Nikki was right. I do need a brand. My brand. My weird, off-beat brand of silly, lyrical storytelling — which is the same, if more thoroughly edited, in my novels. This is MY blog. Who cares if “the Medium audience” will read it? I want MY audience to read it.

Because here’s the thing. Writers write. Writing isn’t always fun. If I’m going to make writing a life-long, every-day kind of habit, not to mention summon the motivation I need to go through the editing and publishing processes on my own… Well, I’d sure as hell better write what I want to write.

And sometimes, all I want to write are sappy space pirate drabbles. Yes, sometimes, I do want to write serious essays about things in the world that make me think. Then there are times I’m struck with a spark and just want to re-capture the magic of a remembered moment.

This is where the brand part, the platform part comes in. If I want to establish who I am, what I’m about, and what kinds of writing my audience can expect from me, I have to put what I write out into the world. A lot of it. Quantity will beget quality, and hopefully, when there’s enough, a clear and simple identity will emerge.

And if what I write is space pirate drabbles, serious essays, and magical moments, well… that’s what I’ll be putting out into the world.

Rolling the story dice

I’m really grateful for the online community I built as a kid interested in the Redwall series. I might talk about it more at length another day, but for now, know that I grew up alongside a diverse group of creative people of all ages, many of whose art I still follow today. Carolyn Paplham is one of those people – she makes delightfully whimsical, imaginative art that could have come straight from my childhood stories.

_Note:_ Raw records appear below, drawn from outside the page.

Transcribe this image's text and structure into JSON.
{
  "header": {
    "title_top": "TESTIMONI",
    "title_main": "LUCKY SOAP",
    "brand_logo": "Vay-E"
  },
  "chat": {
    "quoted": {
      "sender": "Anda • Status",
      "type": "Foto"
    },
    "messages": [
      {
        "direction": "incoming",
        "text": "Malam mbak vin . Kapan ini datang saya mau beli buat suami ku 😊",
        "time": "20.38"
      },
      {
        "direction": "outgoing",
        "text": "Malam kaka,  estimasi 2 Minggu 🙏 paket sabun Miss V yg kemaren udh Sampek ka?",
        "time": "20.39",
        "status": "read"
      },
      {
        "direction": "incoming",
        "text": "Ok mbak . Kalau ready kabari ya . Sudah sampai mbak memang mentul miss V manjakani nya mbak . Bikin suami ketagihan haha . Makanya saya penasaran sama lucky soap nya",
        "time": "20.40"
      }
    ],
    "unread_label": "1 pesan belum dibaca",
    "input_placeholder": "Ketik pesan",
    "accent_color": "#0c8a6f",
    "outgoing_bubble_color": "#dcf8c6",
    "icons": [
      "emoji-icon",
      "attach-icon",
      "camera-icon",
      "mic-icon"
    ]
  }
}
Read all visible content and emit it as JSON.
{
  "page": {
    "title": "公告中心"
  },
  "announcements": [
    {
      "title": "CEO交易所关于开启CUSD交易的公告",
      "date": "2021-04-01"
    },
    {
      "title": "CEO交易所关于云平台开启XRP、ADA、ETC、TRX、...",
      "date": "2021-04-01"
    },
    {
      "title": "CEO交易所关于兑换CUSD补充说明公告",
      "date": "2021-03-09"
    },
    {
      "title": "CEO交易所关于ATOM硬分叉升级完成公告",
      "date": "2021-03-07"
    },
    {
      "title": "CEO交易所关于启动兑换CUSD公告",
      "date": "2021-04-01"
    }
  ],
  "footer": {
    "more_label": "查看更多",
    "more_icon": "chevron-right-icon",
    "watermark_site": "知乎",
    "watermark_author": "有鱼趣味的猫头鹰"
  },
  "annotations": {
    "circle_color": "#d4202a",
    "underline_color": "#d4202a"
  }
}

She’s been posting some Inktober drawings lately, and in one of her pictures, I noticed she was using what looked like my creative kryptonite: physical random generators. So I asked about them. Turns out, they were Rory’s Story Cubes.

Needless to say, I acquired all three sets immediately. (If you only get one for yourself or an artistfriend, I recommend the original set.)

I’ve been tossing two or three cubes together at random intervals and jotting down the ideas that flow forth. I’m preparing for NaNoWriMo (more on that in the days ahead!), so I’m spending time on my characters, plot points, and world details – meaning that more often than not, my Story Cube free-associations have given me fodder for November.

For example, one toss of the dice presented a thought bubble + a person in the act of being startled. I took it as an opportunity to jot down each of my main characters’ biggest fear, embarrassment, and hatred.

(I plan to use the outcomes of this exercise against my trio at every opportunity.)

Another toss got me thinking about a key moment early on in the story where the characters encounter something under light-hearted circumstances that, towards the end, becomes crucial to survival. I always want scenes in my books to serve at least two purposes, so when the dice showed a bowl of rice and a smiley face, I decided to make the light-hearted circumstances be visiting a miquil restaurant (for world-building purposes).

If I was reviewing Rory’s Story Cubes, I’d give them a 5/5. I’m all about embracing the little tics of imagination that lead to real inspiration, and the Cubes help me right along. Write along? Whatever. Yes.

Books and bytes